On the means, recommended for the attainment of happiness, he observes, “ that the abilities which our Maker has given us, and the internal and external advantages with which he has invested us, are of two very different kinds; those of one kind are bestowed in common upon us and the brute creation, but the other exalt us far above other animals. To disregard any of these gifts would be ingratitude ; but to neglect those of greater excellence, to go no farther than the gross satisfactions of sense, and the functions of mere animal life, would be a far greater crime. We are formed by our Creator capable of acquiring knowledge, and regulating our conduct by reasonable rules; it is, therefore, our duty to cultivate our understandings, and exalt our virtues.

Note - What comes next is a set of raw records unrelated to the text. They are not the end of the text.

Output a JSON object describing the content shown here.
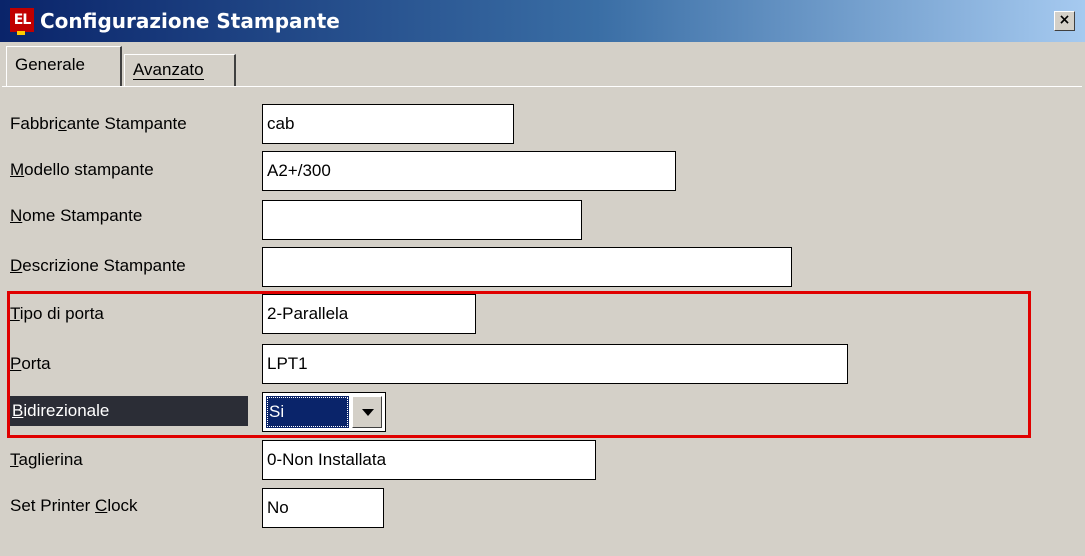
{
  "window": {
    "title": "Configurazione Stampante",
    "icon_text": "EL",
    "close_glyph": "×"
  },
  "tabs": [
    {
      "label": "Generale",
      "active": true
    },
    {
      "label": "Avanzato",
      "active": false
    }
  ],
  "form": {
    "fabbricante": {
      "label_pre": "Fabbri",
      "label_accel": "c",
      "label_post": "ante Stampante",
      "value": "cab"
    },
    "modello": {
      "label_pre": "",
      "label_accel": "M",
      "label_post": "odello stampante",
      "value": "A2+/300"
    },
    "nome": {
      "label_pre": "",
      "label_accel": "N",
      "label_post": "ome Stampante",
      "value": ""
    },
    "descrizione": {
      "label_pre": "",
      "label_accel": "D",
      "label_post": "escrizione Stampante",
      "value": ""
    },
    "tipo_porta": {
      "label_pre": "",
      "label_accel": "T",
      "label_post": "ipo di porta",
      "value": "2-Parallela"
    },
    "porta": {
      "label_pre": "",
      "label_accel": "P",
      "label_post": "orta",
      "value": "LPT1"
    },
    "bidirezionale": {
      "label_pre": "",
      "label_accel": "B",
      "label_post": "idirezionale",
      "value": "Si"
    },
    "taglierina": {
      "label_pre": "",
      "label_accel": "T",
      "label_post": "aglierina",
      "value": "0-Non Installata"
    },
    "clock": {
      "label_pre": "Set Printer ",
      "label_accel": "C",
      "label_post": "lock",
      "value": "No"
    }
  },
  "colors": {
    "highlight": "#e00000",
    "selection": "#0a246a",
    "face": "#d4d0c8"
  }
}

We need but make the experiment to find, that the greatest pleasures will arise from such endeavours.
“ It is trifling to allege, in opposition to this truth, that knowledge cannot be acquired, nor virtue pursued, without toil and efforts, and that all efforts produce fatigue. God requires nothing disproportioned to the powers he has given, and in the exercise of those powers consists the highest satisfaction.
“ Toil and weariness are the effects of vanity: when a man has formed a design of excelling others in merit, he is disquieted by their advances, and leaves nothing unattempted, that he may step before them : this occasions a thousand unreasonable emotions, which justly bring their punishment along with them.
“ But let a man study and labour to cultivate and improve his abilities in the eye of his Maker, and with the prospect of his approbation ; let him attentively reflect on the infinite value of that approbation, and the highest encomiums that men can bestow will vanish into nothing at the comparison. When we live in this manner, we find that we live for a great and glorious end.
“ When this is our frame of mind, we find it no longer difficult to restrain ourselves in the gratifications of eating and drinking, the most gross enjoyments of sense.